When to breed, when not to breed? [size]

Discussion in 'Kidding Koral' started by Nubiansrus, Nov 23, 2008.

  1. Nubiansrus

    Nubiansrus New Member

    Nov 15, 2008
    How does everyone decide if they should breed a doe or wait another year? I have a couple does that Im just not sure, and so far Ive just waited because Im unsure. Ive heard alot of people say 80 lbs for the bigger breeds. But Im not even sure what 80 lbs of goat feels like. Also we have one doe that is a mini nubian [dwarf/nubian] what weight should she be? I doubt shell be 80 lbs full grown. Shes a year old now. What do you all go by to know if you should breed. I have a 3 yr old Nubian buck that is huge... but I borrowed a yearling buck to breed to some smaller does already.
  2. liz

    liz Active Member

    Oct 5, 2007
    Shelocta PA
    I do have mini's so I'll just say that I usually wait til thet are a year plus...though I have been told that you can go by the "hip points"...if they are wide enough and compare to an adult does as far as the width then they are big enough to breed....though I think it would probably be in the best interest of your mini nub to use a mini buck.

    I had an "oops" breeding when my baby was just 4 months old...I definately would have waited til she was a year and a half old had I had a choice...she delivered a single doe at 9 months old...no problem. I wouldn't do it on purpose though, too much stress involved as well as the risks with the doe.

  3. StaceyRosado

    StaceyRosado Administrator Staff Member Supporting Member

    Oct 4, 2007
    I like to see them at around a year old before breeding. I had a 7 month old get bred by accident and she kidded fine, but it wasnt planned.

    I am planning on breeding my Angie at 9 months. She is a big girl and I feel she is mature enough to be bred. THis will be my first time doing this on purpose so we shall see.....

    My other kid that is only a month behind her -- even if she was big enough I wouldnt breed her -- she just isnt mature enough. Still acts like a kid.
  4. SDK

    SDK New Member

    Jun 26, 2008
    Yucaipa ca
    i like to wait till they are at least a year, sometimes even a year and a half. but i too have had the oops breeding, and nothing bad happened.. mine was 8 months
  5. goathappy
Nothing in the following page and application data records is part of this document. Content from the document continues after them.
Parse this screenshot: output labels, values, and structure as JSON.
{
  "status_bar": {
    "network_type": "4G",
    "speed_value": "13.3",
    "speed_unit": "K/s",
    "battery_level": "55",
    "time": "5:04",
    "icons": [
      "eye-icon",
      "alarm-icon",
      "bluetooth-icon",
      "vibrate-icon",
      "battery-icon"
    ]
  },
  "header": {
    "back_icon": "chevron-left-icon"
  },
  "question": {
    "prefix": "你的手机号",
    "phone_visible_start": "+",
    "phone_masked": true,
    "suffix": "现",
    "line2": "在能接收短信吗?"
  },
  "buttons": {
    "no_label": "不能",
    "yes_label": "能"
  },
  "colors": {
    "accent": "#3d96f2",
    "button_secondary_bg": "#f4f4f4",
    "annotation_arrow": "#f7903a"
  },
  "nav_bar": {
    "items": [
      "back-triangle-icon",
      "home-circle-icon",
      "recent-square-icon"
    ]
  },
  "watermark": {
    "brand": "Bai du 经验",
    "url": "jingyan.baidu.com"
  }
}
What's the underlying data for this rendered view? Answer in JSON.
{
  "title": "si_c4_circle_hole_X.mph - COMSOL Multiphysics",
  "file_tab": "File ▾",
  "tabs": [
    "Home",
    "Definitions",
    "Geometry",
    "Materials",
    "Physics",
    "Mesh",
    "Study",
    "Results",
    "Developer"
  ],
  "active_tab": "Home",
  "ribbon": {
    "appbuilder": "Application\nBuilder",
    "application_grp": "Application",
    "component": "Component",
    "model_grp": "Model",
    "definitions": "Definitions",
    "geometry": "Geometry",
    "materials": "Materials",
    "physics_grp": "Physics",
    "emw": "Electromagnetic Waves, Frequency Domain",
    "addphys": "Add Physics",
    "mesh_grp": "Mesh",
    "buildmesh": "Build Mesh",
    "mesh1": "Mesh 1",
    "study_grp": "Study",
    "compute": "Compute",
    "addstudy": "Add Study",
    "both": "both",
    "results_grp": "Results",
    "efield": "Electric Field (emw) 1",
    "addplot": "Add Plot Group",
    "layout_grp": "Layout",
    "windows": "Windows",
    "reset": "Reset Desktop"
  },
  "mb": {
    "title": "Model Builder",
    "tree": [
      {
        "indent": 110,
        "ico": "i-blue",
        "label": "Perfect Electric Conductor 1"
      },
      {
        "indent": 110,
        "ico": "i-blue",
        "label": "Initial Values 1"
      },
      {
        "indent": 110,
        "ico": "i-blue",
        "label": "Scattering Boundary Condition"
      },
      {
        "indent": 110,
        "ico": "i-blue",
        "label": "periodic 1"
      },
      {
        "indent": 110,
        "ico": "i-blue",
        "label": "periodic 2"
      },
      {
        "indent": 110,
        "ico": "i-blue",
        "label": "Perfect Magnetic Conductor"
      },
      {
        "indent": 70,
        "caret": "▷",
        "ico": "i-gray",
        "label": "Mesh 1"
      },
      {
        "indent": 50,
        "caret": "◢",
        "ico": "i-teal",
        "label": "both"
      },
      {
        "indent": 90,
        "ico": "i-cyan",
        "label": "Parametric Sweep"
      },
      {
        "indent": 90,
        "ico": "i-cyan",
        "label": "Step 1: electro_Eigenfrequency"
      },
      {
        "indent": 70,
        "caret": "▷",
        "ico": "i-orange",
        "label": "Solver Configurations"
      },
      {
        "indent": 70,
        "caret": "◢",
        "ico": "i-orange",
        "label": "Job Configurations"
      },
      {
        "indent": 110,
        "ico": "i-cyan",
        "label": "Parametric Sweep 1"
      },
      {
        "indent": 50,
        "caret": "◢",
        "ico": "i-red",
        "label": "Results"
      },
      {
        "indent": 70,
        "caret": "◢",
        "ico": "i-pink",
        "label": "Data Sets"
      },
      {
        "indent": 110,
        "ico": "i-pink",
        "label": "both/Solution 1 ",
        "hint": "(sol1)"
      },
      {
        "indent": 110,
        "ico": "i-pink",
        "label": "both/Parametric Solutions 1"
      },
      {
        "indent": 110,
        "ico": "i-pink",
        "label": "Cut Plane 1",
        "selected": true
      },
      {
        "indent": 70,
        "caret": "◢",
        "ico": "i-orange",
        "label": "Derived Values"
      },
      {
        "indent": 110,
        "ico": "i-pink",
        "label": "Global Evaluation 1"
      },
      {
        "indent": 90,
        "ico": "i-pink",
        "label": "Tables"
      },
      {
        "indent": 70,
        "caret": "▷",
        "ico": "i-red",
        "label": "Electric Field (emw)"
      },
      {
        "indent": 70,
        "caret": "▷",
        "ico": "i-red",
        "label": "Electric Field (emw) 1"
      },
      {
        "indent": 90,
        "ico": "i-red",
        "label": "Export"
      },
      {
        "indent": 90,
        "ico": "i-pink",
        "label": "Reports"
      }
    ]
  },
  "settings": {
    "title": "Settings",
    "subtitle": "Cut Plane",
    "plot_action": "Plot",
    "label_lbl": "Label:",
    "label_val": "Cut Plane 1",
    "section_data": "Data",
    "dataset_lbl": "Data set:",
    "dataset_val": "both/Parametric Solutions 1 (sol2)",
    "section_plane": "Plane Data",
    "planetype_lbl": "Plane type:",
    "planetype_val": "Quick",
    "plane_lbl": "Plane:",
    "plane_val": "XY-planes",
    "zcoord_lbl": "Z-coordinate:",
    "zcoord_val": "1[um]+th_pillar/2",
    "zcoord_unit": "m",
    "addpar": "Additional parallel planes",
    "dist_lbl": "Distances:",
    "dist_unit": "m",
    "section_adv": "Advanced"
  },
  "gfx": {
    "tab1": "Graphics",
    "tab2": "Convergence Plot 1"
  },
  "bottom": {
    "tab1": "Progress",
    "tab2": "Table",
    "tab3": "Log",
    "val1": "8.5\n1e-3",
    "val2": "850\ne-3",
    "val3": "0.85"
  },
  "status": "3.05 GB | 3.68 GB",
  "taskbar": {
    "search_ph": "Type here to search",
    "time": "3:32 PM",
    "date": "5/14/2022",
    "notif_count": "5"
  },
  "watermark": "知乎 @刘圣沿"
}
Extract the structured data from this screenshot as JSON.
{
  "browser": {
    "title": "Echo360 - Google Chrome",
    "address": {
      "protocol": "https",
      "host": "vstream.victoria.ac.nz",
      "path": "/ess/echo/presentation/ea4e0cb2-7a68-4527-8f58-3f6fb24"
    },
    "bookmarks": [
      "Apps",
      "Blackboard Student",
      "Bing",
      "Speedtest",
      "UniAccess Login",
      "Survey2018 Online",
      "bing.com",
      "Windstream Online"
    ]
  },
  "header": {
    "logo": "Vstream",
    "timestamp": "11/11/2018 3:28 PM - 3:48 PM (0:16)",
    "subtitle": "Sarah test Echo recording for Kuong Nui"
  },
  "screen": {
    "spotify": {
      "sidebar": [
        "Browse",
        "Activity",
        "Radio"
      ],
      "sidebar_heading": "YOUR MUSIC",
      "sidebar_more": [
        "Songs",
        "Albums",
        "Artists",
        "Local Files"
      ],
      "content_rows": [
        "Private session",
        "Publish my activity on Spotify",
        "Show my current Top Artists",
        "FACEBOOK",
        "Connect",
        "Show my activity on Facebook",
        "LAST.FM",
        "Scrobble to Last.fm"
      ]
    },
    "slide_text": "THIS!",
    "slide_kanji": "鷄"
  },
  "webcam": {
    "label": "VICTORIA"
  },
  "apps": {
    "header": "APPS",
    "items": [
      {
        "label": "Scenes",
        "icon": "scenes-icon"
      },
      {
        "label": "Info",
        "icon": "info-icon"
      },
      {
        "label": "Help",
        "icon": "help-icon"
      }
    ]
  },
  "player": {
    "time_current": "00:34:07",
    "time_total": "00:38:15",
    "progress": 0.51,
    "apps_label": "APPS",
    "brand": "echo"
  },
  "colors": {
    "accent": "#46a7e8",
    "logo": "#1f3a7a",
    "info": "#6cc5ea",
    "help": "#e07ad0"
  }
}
    goathappy New Member

    Oct 5, 2007
    80 lbs is the minimum for breeding larger breed goats. From my experience, I breed only the kids that are steady growers, not kids that grow in growth spurts. Then I know that when they are pregnant, they will continue to grow at a steady rate.
  6. Sweet Gum Minis

    Sweet Gum Minis New Member

    Oct 6, 2007
    Easley, SC
    7-8 months is my first assessment. I have had some kids (and do now for that matter) who are very large and nearly adult sized. So I will breed then if they are the big enough. I have some who seem a little smaller at that age so I leave them. 10 months is my next line. Healthy average kids are bred. And then of course sometimes you have smaller kids who are held over to a year. If a kid isn't large enough to be bred around a year then they're not worth hanging onto to me.

    Does whom you cannot breed as yearlings wind up FAT and don't lose that fat easily either. That in turns makes them harder to settle. I've had many does who came to me open, but a couple years old. Most will not settle and are fat cows. So they don't stay.

    I want to see the potential in these doelings so the sooner they can be bred and yet be physically sound and able is my goal. I never breed a doe I even slightly believe will have trouble.

    Oh, and another very important thing I gauge breeding capabilities with is rump width. Thurl to thurl. If the animal is narrow but otherwise a larger doeling, then she may wait another 2 months. If she's super wide in the thurls but seems smaller otherwise I will breed her. A narrow pelvis is not going to easily produce kids so they shouldn't be bred until you feel the pelvis is wide enough. If a doeling is physically small and has a wide pelvis I still wait till her overall size is large enough as well as her pelvis.

    Confusing huh? I have Nigerians and have had a harder time gauging when to breed my Lamanchas. Meg is a very big girl so she has been bred, Birdie has really hit a growth spurt and is 8 months in December. Darcy won't be 8 months though but is a big girl too. I haven't decided with her yet. I am not breeding purebred Lamanchas though. Mine will have Minis. So those are a bit tricky to me.
  7. Amy Goatress

    Amy Goatress New Member

    Oct 1, 2008
    We raise Mini-Nubians and we usually breed ours at a year and a half though but one doe we had to breed when she was 2 years old since she didn't take the first time but we have talked to well known breeders of Mini-Nubians and this what age they breed theirs too since the kids seem healthier that way except we did bred Nubians that were 10 months old but they were good size!